Close

Pet 411: Providing the proper care for a guinea pig

When many people think of pets, they automatically picture a cat or a dog. But there are a variety of other domesticated animals who can make terrific companions.ST Meeks Blog Logo Image 2016 01 28

I was reminded of this after receiving an email from a reader who recently acquired a guinea pig. His name is Cosmo, and apparently he’s quite the character. Cosmo loves pushing a ball with his nose and will even come when his owner, Phyllis, snaps her fingers. Phyllis was concerned because Cosmo wouldn’t eat the fruit or veggies she was offering, sticking exclusively to his guinea pig pellets. She also wanted to know if she should be taking him to the veterinarian for regular vaccinations.

While I love animals of all shapes and sizes, I’m not really an expert on guinea pig care. But thankfully I work with someone who is. Dr. Peter Helmer is the head of BluePearl’s exotic animal medicine service in Florida. He provides expert care for a wide variety of animals, including birds, rabbits, snakes and, yes, guinea pigs.

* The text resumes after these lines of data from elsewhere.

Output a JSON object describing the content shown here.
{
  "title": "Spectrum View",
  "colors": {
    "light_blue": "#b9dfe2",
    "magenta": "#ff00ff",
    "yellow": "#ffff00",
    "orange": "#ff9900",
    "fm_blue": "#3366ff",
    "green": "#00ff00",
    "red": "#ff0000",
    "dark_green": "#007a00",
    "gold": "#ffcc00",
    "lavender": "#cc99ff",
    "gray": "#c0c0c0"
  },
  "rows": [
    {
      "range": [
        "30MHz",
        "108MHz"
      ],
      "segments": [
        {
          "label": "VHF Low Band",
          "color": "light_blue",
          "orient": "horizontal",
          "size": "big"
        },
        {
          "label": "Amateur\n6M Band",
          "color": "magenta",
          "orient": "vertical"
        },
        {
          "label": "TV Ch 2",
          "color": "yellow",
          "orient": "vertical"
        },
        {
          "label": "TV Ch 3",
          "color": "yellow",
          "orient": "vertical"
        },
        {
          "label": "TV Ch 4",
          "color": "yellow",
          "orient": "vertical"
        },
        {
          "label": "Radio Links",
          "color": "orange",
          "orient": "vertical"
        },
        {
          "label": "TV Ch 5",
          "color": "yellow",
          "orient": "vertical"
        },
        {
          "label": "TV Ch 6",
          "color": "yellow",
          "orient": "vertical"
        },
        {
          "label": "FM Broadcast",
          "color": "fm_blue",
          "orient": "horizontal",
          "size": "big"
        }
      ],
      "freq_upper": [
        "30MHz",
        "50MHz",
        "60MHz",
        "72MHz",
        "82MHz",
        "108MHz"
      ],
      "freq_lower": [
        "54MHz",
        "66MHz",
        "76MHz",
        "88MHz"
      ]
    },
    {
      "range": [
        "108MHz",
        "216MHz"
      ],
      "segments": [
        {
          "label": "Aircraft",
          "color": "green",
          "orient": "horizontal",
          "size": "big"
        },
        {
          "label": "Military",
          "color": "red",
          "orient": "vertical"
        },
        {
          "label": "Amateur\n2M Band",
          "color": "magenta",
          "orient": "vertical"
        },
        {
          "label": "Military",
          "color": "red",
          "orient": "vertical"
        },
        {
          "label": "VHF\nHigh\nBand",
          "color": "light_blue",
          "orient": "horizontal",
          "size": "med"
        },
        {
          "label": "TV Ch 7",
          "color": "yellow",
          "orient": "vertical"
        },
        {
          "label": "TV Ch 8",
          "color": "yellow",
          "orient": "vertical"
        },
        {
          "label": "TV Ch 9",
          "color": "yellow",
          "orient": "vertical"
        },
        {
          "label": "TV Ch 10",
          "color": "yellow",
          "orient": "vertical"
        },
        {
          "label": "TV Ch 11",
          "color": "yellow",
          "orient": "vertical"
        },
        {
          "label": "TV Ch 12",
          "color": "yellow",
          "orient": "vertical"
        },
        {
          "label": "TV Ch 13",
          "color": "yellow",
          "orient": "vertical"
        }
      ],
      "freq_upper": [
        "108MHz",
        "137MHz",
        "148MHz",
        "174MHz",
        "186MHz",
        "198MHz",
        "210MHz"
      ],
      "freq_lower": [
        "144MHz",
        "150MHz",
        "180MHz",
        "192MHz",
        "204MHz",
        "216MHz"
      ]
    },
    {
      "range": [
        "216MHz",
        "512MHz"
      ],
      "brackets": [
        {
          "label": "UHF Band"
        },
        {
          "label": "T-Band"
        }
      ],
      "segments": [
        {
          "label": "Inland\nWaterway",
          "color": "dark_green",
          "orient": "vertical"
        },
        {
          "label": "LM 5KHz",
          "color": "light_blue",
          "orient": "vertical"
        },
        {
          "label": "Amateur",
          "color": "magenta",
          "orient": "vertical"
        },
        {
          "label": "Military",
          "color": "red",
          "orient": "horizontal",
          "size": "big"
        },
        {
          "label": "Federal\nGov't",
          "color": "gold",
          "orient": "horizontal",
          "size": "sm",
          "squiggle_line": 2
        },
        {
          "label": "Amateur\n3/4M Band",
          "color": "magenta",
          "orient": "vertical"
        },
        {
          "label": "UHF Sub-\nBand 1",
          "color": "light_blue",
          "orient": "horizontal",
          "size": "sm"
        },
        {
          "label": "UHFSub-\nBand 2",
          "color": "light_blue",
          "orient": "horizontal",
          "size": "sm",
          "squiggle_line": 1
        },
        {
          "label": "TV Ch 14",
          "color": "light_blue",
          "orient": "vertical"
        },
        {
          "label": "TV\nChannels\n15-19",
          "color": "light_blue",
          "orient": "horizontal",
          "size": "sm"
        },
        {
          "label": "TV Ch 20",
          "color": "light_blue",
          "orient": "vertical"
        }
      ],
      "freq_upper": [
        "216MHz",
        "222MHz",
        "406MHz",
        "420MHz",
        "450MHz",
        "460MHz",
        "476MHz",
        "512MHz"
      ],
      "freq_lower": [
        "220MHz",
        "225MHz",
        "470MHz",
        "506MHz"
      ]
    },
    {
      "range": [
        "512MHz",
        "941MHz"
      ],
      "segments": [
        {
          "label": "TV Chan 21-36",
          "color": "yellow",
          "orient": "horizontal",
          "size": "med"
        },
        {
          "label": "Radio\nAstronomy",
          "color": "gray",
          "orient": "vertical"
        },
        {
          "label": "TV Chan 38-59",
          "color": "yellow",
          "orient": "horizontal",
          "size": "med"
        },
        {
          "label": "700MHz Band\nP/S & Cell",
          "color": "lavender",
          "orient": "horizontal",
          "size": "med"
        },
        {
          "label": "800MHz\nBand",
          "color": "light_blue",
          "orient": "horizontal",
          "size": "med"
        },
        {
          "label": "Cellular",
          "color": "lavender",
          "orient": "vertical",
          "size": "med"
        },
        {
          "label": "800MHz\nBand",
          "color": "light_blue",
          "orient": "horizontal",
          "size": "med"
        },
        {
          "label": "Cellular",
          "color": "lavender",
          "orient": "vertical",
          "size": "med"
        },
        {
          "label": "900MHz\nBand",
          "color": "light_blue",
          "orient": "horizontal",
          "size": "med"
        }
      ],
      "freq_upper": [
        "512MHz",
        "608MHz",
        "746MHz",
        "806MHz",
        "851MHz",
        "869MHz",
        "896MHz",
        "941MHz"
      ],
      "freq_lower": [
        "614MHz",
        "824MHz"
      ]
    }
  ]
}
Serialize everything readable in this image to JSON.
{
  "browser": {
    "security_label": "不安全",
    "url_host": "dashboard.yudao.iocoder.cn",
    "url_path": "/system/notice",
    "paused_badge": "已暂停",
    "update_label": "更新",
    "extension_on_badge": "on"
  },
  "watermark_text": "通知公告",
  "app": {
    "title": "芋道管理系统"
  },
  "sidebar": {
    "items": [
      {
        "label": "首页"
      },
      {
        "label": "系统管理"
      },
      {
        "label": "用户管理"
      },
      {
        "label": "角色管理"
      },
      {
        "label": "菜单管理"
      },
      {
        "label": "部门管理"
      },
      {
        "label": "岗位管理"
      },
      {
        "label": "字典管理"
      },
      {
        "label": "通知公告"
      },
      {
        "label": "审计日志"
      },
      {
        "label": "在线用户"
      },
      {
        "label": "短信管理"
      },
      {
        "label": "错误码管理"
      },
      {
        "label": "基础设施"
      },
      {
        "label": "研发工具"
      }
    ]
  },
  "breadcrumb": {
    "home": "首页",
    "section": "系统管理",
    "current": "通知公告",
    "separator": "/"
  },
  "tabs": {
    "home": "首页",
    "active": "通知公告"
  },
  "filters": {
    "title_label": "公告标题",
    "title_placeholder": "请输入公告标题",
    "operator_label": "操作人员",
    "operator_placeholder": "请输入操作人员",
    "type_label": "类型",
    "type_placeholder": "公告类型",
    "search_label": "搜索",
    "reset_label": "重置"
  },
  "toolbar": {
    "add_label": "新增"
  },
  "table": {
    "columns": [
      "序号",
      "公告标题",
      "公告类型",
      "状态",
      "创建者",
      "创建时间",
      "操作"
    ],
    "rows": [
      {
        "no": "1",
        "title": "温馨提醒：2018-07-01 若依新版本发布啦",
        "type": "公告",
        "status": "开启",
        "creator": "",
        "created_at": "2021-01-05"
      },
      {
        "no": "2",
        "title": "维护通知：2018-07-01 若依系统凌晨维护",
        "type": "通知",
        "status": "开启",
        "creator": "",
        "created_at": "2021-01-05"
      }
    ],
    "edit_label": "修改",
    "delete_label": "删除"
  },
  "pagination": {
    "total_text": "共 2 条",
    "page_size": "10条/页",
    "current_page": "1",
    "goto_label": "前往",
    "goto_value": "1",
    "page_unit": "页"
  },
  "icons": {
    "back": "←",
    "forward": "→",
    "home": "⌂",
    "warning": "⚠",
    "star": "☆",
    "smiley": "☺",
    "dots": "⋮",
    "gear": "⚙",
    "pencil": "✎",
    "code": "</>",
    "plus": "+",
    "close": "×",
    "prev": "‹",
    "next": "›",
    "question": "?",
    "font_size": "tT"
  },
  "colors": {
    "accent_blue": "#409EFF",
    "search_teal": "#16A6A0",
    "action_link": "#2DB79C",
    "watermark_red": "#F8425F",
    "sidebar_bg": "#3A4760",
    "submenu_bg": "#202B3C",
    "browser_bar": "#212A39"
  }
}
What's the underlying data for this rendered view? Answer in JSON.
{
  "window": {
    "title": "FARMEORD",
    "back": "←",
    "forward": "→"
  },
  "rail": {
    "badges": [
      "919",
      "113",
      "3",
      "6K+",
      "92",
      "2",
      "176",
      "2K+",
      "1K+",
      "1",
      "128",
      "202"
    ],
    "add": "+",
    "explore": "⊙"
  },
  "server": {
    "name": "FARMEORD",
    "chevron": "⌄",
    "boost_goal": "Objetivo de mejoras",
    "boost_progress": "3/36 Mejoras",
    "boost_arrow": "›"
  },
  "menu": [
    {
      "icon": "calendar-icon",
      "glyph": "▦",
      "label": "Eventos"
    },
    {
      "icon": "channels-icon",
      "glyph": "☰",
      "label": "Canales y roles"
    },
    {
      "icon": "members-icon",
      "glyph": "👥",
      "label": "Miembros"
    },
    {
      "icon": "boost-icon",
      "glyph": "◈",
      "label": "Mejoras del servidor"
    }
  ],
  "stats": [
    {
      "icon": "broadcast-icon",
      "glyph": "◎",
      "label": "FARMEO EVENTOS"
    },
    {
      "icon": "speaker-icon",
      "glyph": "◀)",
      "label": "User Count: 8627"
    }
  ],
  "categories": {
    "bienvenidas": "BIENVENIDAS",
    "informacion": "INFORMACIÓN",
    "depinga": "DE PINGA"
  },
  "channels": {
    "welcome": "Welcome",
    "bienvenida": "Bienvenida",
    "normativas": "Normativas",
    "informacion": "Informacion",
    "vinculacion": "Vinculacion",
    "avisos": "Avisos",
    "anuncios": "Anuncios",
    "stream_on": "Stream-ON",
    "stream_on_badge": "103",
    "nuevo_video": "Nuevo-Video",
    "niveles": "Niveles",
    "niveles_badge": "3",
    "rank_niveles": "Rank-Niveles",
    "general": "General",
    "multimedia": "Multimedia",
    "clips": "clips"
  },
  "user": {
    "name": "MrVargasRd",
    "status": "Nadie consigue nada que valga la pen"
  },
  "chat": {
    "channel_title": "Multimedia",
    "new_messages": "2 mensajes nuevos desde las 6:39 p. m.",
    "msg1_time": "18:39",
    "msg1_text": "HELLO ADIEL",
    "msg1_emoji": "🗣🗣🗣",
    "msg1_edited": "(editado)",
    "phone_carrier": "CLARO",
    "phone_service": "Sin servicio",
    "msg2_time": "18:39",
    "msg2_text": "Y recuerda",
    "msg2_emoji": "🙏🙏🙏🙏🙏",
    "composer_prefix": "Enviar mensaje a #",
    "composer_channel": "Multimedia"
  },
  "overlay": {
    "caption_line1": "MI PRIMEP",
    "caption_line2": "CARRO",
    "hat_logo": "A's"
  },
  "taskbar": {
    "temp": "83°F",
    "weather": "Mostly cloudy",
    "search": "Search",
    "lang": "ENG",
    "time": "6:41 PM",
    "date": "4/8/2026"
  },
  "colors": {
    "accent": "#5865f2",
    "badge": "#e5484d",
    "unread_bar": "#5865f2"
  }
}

Dr. Helmer’s first piece of advice to Phyllis is to be sure Cosmo is eating plenty of hay. In fact, hay should be the primary element in a guinea pig’s diet. Why? For a couple of reasons. First, guinea pigs have molars and incisors that grow continuously throughout their lives. Chewing the hay keeps the teeth ground down so they don’t cause problems. Secondly, hay is an excellent source of roughage that keeps the guinea pig’s gastrointestinal tract working properly.

Dr. Helmer also advised Phyllis to be cautious feeding Cosmo vegetables and to avoid giving him fruit. That’s because guinea pigs were built to eat things like grass, roots and leaves. Food with a higher sugar content, like veggies and fruit, can mess up their sensitive digestive systems, Helmer added.

Go easy when it comes to changing a guinea pig’s diet, he cautioned. Make slow adjustments. And Cosmo might need a trip to the veterinarian to ensure his teeth aren’t causing him any problems. A sore mouth might be the reason he was avoiding fruits and vegetables in the first place, Dr. Helmer said.

When it comes to additional veterinary care, Dr. Helmer said all pets – regardless of species – require regular wellness exams by a veterinarian, at least once a year. While guinea pigs don’t need vaccinations, it’s not a bad idea to keep tabs on their weight. “Prey species,” such as guinea pigs, are genetically programmed to hide any illnesses or injuries, Dr. Helmer said. That means their weight gives us the best insight into their well-being. Weigh your guinea pig every few months on a kitchen scale. If you see any fluctuations, it’s time for a trip to the vet.

A big thank you to Dr. Helmer for all of his insight. And thanks also to Phyllis. We hope you and Cosmo have many wonderful years together!

Have a question about your pet that you’d like answered? Write to Dr. Cathy Meeks at pet411@bluepearlvet.com. She’d love to hear from you, and your letter may be picked for an upcoming Pet 411 column.